Earlier in the week BWIA’s press release and letter responding to the GHRA focused as the root problem on Mr Gaul’s `non-cooperation’ with instructions from airline staff, relating to his not boarding from the front of the aircraft, which was in use by wheel-chair passengers.

Wheel-chairs have dropped out of the latest scenario. Quite logically since the allegation doesn’t bear much scrutiny. If Gaul had distinguished himself by disruptive or non-cooperative behaviour prior to boarding, why was he allowed on board at all - especially given BWIA’s heighten concern for security?

None of the passengers referred to having witnessed any altercation between Mr Gaul and BWIA staff prior to boarding. The non-cooperation, if any, must have been quite civilised.

This question becomes more pertinent in light of the additional allegation of seriously disruptive by Mr Gaul on the London flight to Barbados, made by senior BWIA officials. As reported by Stabroek News, the captain of the aircraft was forced to instruct all passengers to return to their seats and fasten safety belts in order to ensure Mr Gaul behaved himself. This reflects a very serious incident. That the BWIA crew did not even alert the BWIA crew of the Guyana leg of such an unruly passenger makes nonsense of the claim that BWIA is concerned about security. When questioned about this contradiction, Mr McCarthy, BWIA head of security, replied, “BWIA is a compassionate airline”. This flatly contradicts the other platitude voiced by him later on that “it is almost immoral to have someone like that on board”. It is clear the second crew had no idea about the alleged behaviour of Mr Gaul on the first flight.

Mr McCarthy reinforced the seriousness of the alleged incident by referring to the Tokyo Convention on aircraft security, which includes “acts which, whether or not they are offences, may or do jeopardise the safety of the aircraft or of persons or property therein”. All of this was said in justification of removing Mr Gaul for voicing his grievances. With hindsight, it renders allowing him to board the plane after his alleged behaviour on the earlier flight, seriously irresponsible.
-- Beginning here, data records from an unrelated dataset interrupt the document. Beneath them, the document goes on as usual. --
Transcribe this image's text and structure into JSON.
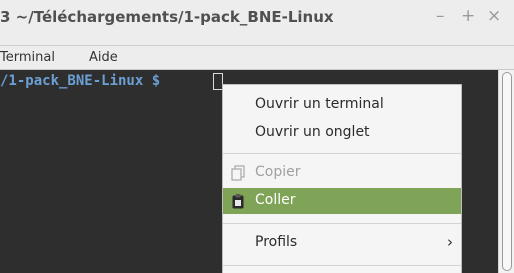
{
  "window": {
    "title": "3 ~/Téléchargements/1-pack_BNE-Linux",
    "controls": {
      "minimize": "–",
      "maximize": "+",
      "close": "×"
    }
  },
  "menubar": {
    "items": [
      {
        "label": "Terminal"
      },
      {
        "label": "Aide"
      }
    ]
  },
  "terminal": {
    "prompt": "/1-pack_BNE-Linux $"
  },
  "context_menu": {
    "items": [
      {
        "label": "Ouvrir un terminal",
        "state": "normal"
      },
      {
        "label": "Ouvrir un onglet",
        "state": "normal"
      },
      {
        "label": "Copier",
        "state": "disabled",
        "icon": "copy-icon"
      },
      {
        "label": "Coller",
        "state": "highlighted",
        "icon": "paste-icon"
      },
      {
        "label": "Profils",
        "state": "normal",
        "submenu": "›"
      }
    ],
    "highlight_color": "#7fa457"
  },
  "colors": {
    "prompt": "#6c9fd3",
    "terminal_bg": "#2e2e2e",
    "titlebar_bg": "#ededed"
  }
}
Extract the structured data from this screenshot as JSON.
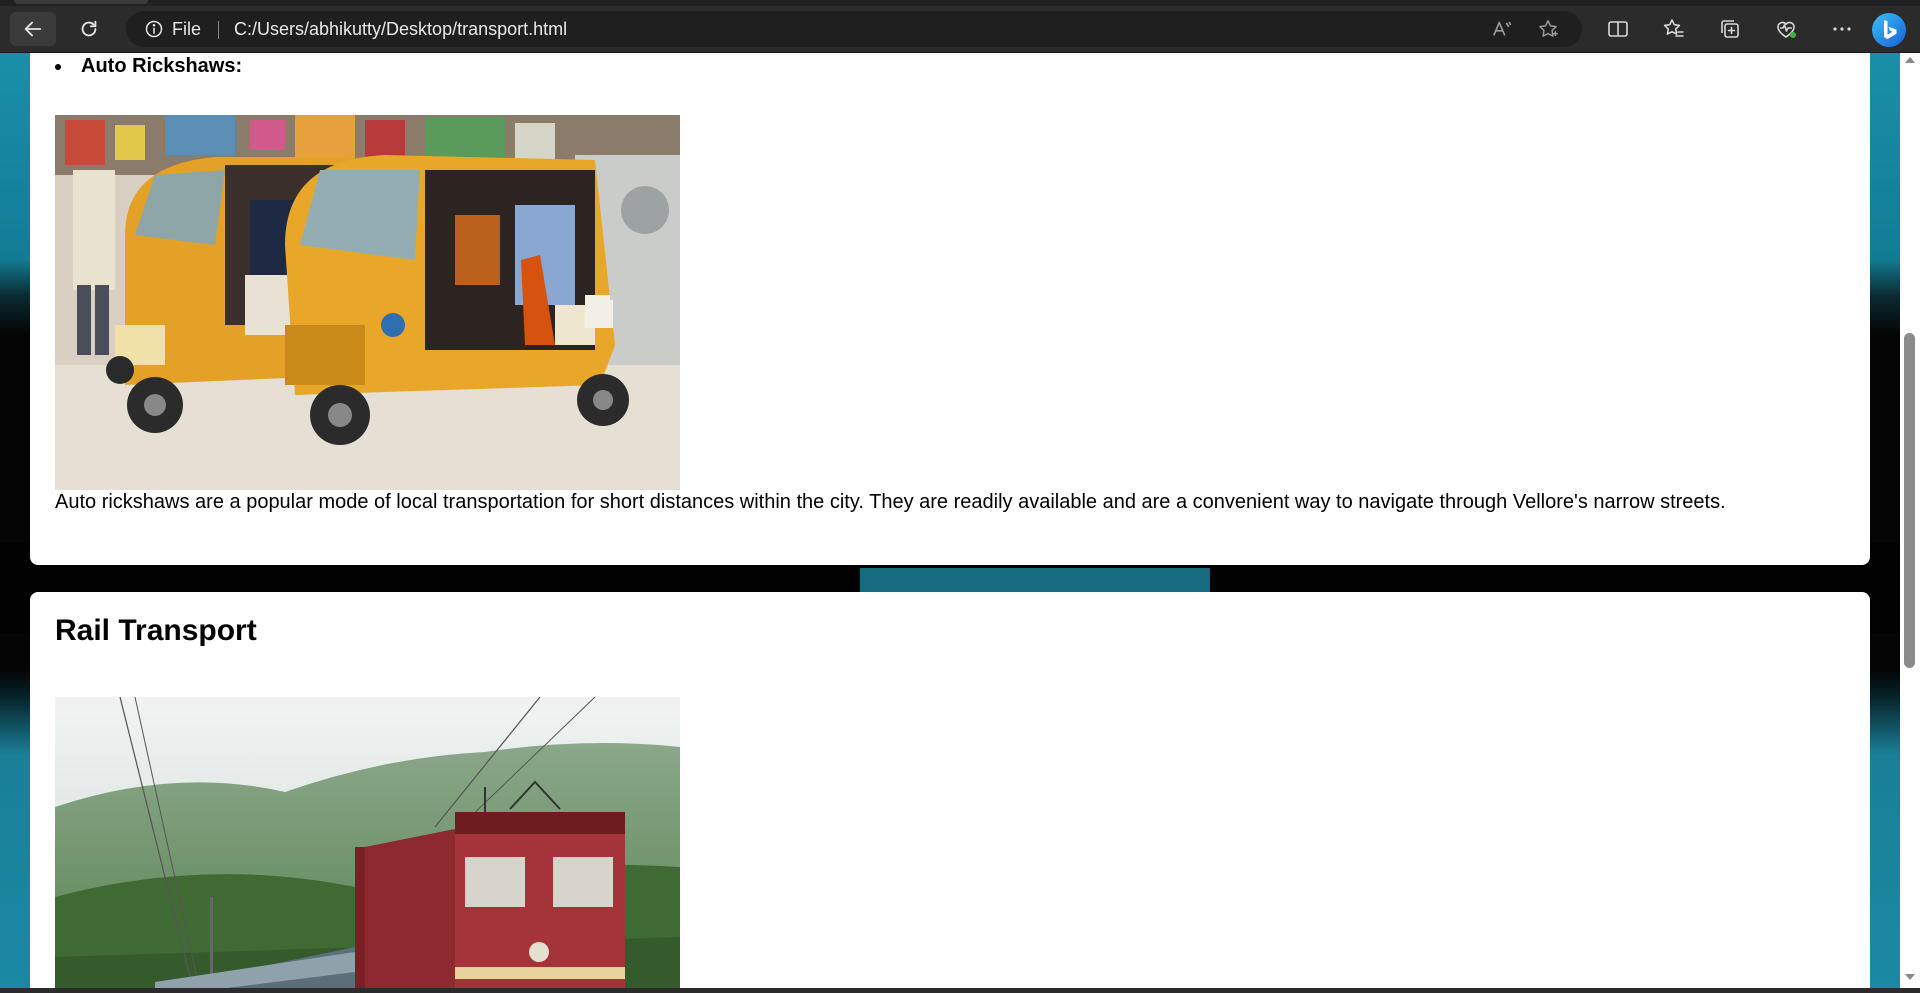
{
  "browser": {
    "site_info_label": "File",
    "url": "C:/Users/abhikutty/Desktop/transport.html",
    "icons": {
      "back": "back-arrow-icon",
      "reload": "reload-icon",
      "site_info": "info-icon",
      "read_aloud": "read-aloud-icon",
      "favorite": "star-icon",
      "split_screen": "split-screen-icon",
      "favorites": "favorites-icon",
      "collections": "collections-icon",
      "essentials": "browser-essentials-icon",
      "more": "more-icon",
      "copilot": "bing-icon"
    }
  },
  "page": {
    "auto_section": {
      "list_item": "Auto Rickshaws:",
      "description": "Auto rickshaws are a popular mode of local transportation for short distances within the city. They are readily available and are a convenient way to navigate through Vellore's narrow streets."
    },
    "rail_section": {
      "heading": "Rail Transport"
    }
  },
  "colors": {
    "chrome_bg": "#2b2b2b",
    "page_bg_teal": "#1a8fa8",
    "card_bg": "#ffffff"
  }
}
Coercing Mr Gaul to sign a letter absolving BWIA from any liability for the incident has backfired in light of the new information from BWIA. Why treat him as the injured party who might sue BWIA if, in fact, he were so disorderly and unruly. BWIA, no doubt, thought the letter was the end of the story, not having factored into the equation the unsolicited outrage expressed by a series of respectable passengers.

BWIA would be surprised how few people find shows of brutality by men in uniform re-assuring. Quite the opposite. Whether on the ground or in the air. Moreover, in their confusion of force with security, they have not displayed the slightest concern over the fact that members of the Barbadian Police Force used excessive force on their aircraft, against a person who did nothing but passively resist their aggression. This point will no doubt be noted by potential clients of BWIA, particularly Guyanese.

One would have hoped that BWIA, as an international airline, could have risen above insular machismo, recognised an error and let life move on. An apology to all of the passengers forced to witness this distasteful boorishness from BWIA staff and brutish behaviour of the Barbadian police is still in order.

The GHRA believes BWIA should provide one.